##### GIVEN RECORDS

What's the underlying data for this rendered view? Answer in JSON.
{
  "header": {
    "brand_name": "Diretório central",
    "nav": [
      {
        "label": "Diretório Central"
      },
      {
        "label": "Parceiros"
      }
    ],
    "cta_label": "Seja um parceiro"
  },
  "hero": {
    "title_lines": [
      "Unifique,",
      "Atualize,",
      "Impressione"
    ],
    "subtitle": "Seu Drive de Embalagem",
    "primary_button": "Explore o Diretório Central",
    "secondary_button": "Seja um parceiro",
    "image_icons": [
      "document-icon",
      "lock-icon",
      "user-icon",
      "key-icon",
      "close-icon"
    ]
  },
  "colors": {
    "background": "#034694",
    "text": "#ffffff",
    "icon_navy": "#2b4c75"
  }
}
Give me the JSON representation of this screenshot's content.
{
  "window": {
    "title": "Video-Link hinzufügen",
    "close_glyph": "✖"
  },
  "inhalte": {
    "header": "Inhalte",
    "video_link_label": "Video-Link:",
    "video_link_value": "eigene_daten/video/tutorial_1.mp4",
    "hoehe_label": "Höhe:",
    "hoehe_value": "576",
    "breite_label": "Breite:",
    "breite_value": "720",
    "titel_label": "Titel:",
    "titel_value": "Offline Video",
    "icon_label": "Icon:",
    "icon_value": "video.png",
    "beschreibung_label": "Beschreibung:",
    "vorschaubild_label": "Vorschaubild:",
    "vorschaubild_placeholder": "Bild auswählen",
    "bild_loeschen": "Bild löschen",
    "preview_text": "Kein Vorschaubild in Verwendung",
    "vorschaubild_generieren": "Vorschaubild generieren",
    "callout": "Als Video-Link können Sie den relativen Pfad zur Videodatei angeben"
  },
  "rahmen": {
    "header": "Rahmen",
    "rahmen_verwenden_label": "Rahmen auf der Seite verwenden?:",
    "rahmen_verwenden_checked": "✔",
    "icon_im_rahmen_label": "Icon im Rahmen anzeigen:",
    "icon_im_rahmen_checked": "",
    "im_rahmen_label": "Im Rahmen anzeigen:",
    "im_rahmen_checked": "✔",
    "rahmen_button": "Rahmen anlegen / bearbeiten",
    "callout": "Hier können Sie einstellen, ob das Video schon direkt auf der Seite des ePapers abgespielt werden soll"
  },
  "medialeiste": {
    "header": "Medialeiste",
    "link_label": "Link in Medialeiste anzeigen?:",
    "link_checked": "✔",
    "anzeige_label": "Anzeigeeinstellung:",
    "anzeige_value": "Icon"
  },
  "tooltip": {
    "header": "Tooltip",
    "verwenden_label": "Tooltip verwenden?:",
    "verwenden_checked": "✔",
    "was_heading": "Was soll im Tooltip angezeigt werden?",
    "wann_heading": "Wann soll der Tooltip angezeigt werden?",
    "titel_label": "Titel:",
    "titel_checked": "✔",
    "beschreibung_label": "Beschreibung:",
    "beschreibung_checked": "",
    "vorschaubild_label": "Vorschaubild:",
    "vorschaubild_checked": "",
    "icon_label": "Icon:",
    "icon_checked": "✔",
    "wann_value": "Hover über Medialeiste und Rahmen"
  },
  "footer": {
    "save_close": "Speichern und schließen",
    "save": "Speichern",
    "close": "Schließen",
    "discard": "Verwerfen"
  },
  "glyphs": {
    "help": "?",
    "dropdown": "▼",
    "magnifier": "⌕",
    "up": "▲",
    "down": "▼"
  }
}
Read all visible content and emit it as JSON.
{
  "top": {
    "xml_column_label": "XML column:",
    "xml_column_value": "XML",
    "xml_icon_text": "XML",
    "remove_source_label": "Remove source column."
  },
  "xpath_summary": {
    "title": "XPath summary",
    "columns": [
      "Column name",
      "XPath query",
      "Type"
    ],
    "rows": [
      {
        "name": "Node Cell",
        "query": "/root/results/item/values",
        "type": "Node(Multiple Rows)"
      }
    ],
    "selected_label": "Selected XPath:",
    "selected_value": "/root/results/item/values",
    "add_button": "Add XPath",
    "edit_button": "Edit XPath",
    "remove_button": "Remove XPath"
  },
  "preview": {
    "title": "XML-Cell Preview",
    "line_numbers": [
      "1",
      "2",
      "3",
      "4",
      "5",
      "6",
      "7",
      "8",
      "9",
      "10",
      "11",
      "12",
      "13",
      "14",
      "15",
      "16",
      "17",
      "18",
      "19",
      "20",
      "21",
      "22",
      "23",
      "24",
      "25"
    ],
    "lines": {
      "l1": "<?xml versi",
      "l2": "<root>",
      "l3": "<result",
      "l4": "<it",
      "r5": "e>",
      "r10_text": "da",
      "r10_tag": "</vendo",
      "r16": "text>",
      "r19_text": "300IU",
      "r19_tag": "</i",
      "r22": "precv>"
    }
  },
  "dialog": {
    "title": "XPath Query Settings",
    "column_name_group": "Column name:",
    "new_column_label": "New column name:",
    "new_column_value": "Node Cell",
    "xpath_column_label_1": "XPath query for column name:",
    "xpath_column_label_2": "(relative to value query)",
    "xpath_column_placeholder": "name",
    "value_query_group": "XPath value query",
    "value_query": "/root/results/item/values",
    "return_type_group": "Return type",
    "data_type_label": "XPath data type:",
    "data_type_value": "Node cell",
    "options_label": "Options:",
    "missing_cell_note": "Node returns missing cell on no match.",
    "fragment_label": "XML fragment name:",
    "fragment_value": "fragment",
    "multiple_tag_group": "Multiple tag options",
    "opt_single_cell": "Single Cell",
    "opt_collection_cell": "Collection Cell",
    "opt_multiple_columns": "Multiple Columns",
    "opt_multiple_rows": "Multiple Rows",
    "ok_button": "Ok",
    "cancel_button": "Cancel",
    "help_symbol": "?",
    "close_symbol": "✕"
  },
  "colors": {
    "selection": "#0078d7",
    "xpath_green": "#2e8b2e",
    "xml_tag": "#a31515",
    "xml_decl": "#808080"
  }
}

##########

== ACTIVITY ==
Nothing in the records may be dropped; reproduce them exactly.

== EXERCISE OUTPUT ==
What's the underlying data for this rendered view? Answer in JSON.
{
  "header": {
    "brand_name": "Diretório central",
    "nav": [
      {
        "label": "Diretório Central"
      },
      {
        "label": "Parceiros"
      }
    ],
    "cta_label": "Seja um parceiro"
  },
  "hero": {
    "title_lines": [
      "Unifique,",
      "Atualize,",
      "Impressione"
    ],
    "subtitle": "Seu Drive de Embalagem",
    "primary_button": "Explore o Diretório Central",
    "secondary_button": "Seja um parceiro",
    "image_icons": [
      "document-icon",
      "lock-icon",
      "user-icon",
      "key-icon",
      "close-icon"
    ]
  },
  "colors": {
    "background": "#034694",
    "text": "#ffffff",
    "icon_navy": "#2b4c75"
  }
}
Give me the JSON representation of this screenshot's content.
{
  "window": {
    "title": "Video-Link hinzufügen",
    "close_glyph": "✖"
  },
  "inhalte": {
    "header": "Inhalte",
    "video_link_label": "Video-Link:",
    "video_link_value": "eigene_daten/video/tutorial_1.mp4",
    "hoehe_label": "Höhe:",
    "hoehe_value": "576",
    "breite_label": "Breite:",
    "breite_value": "720",
    "titel_label": "Titel:",
    "titel_value": "Offline Video",
    "icon_label": "Icon:",
    "icon_value": "video.png",
    "beschreibung_label": "Beschreibung:",
    "vorschaubild_label": "Vorschaubild:",
    "vorschaubild_placeholder": "Bild auswählen",
    "bild_loeschen": "Bild löschen",
    "preview_text": "Kein Vorschaubild in Verwendung",
    "vorschaubild_generieren": "Vorschaubild generieren",
    "callout": "Als Video-Link können Sie den relativen Pfad zur Videodatei angeben"
  },
  "rahmen": {
    "header": "Rahmen",
    "rahmen_verwenden_label": "Rahmen auf der Seite verwenden?:",
    "rahmen_verwenden_checked": "✔",
    "icon_im_rahmen_label": "Icon im Rahmen anzeigen:",
    "icon_im_rahmen_checked": "",
    "im_rahmen_label": "Im Rahmen anzeigen:",
    "im_rahmen_checked": "✔",
    "rahmen_button": "Rahmen anlegen / bearbeiten",
    "callout": "Hier können Sie einstellen, ob das Video schon direkt auf der Seite des ePapers abgespielt werden soll"
  },
  "medialeiste": {
    "header": "Medialeiste",
    "link_label": "Link in Medialeiste anzeigen?:",
    "link_checked": "✔",
    "anzeige_label": "Anzeigeeinstellung:",
    "anzeige_value": "Icon"
  },
  "tooltip": {
    "header": "Tooltip",
    "verwenden_label": "Tooltip verwenden?:",
    "verwenden_checked": "✔",
    "was_heading": "Was soll im Tooltip angezeigt werden?",
    "wann_heading": "Wann soll der Tooltip angezeigt werden?",
    "titel_label": "Titel:",
    "titel_checked": "✔",
    "beschreibung_label": "Beschreibung:",
    "beschreibung_checked": "",
    "vorschaubild_label": "Vorschaubild:",
    "vorschaubild_checked": "",
    "icon_label": "Icon:",
    "icon_checked": "✔",
    "wann_value": "Hover über Medialeiste und Rahmen"
  },
  "footer": {
    "save_close": "Speichern und schließen",
    "save": "Speichern",
    "close": "Schließen",
    "discard": "Verwerfen"
  },
  "glyphs": {
    "help": "?",
    "dropdown": "▼",
    "magnifier": "⌕",
    "up": "▲",
    "down": "▼"
  }
}
Read all visible content and emit it as JSON.
{
  "top": {
    "xml_column_label": "XML column:",
    "xml_column_value": "XML",
    "xml_icon_text": "XML",
    "remove_source_label": "Remove source column."
  },
  "xpath_summary": {
    "title": "XPath summary",
    "columns": [
      "Column name",
      "XPath query",
      "Type"
    ],
    "rows": [
      {
        "name": "Node Cell",
        "query": "/root/results/item/values",
        "type": "Node(Multiple Rows)"
      }
    ],
    "selected_label": "Selected XPath:",
    "selected_value": "/root/results/item/values",
    "add_button": "Add XPath",
    "edit_button": "Edit XPath",
    "remove_button": "Remove XPath"
  },
  "preview": {
    "title": "XML-Cell Preview",
    "line_numbers": [
      "1",
      "2",
      "3",
      "4",
      "5",
      "6",
      "7",
      "8",
      "9",
      "10",
      "11",
      "12",
      "13",
      "14",
      "15",
      "16",
      "17",
      "18",
      "19",
      "20",
      "21",
      "22",
      "23",
      "24",
      "25"
    ],
    "lines": {
      "l1": "<?xml versi",
      "l2": "<root>",
      "l3": "<result",
      "l4": "<it",
      "r5": "e>",
      "r10_text": "da",
      "r10_tag": "</vendo",
      "r16": "text>",
      "r19_text": "300IU",
      "r19_tag": "</i",
      "r22": "precv>"
    }
  },
  "dialog": {
    "title": "XPath Query Settings",
    "column_name_group": "Column name:",
    "new_column_label": "New column name:",
    "new_column_value": "Node Cell",
    "xpath_column_label_1": "XPath query for column name:",
    "xpath_column_label_2": "(relative to value query)",
    "xpath_column_placeholder": "name",
    "value_query_group": "XPath value query",
    "value_query": "/root/results/item/values",
    "return_type_group": "Return type",
    "data_type_label": "XPath data type:",
    "data_type_value": "Node cell",
    "options_label": "Options:",
    "missing_cell_note": "Node returns missing cell on no match.",
    "fragment_label": "XML fragment name:",
    "fragment_value": "fragment",
    "multiple_tag_group": "Multiple tag options",
    "opt_single_cell": "Single Cell",
    "opt_collection_cell": "Collection Cell",
    "opt_multiple_columns": "Multiple Columns",
    "opt_multiple_rows": "Multiple Rows",
    "ok_button": "Ok",
    "cancel_button": "Cancel",
    "help_symbol": "?",
    "close_symbol": "✕"
  },
  "colors": {
    "selection": "#0078d7",
    "xpath_green": "#2e8b2e",
    "xml_tag": "#a31515",
    "xml_decl": "#808080"
  }
}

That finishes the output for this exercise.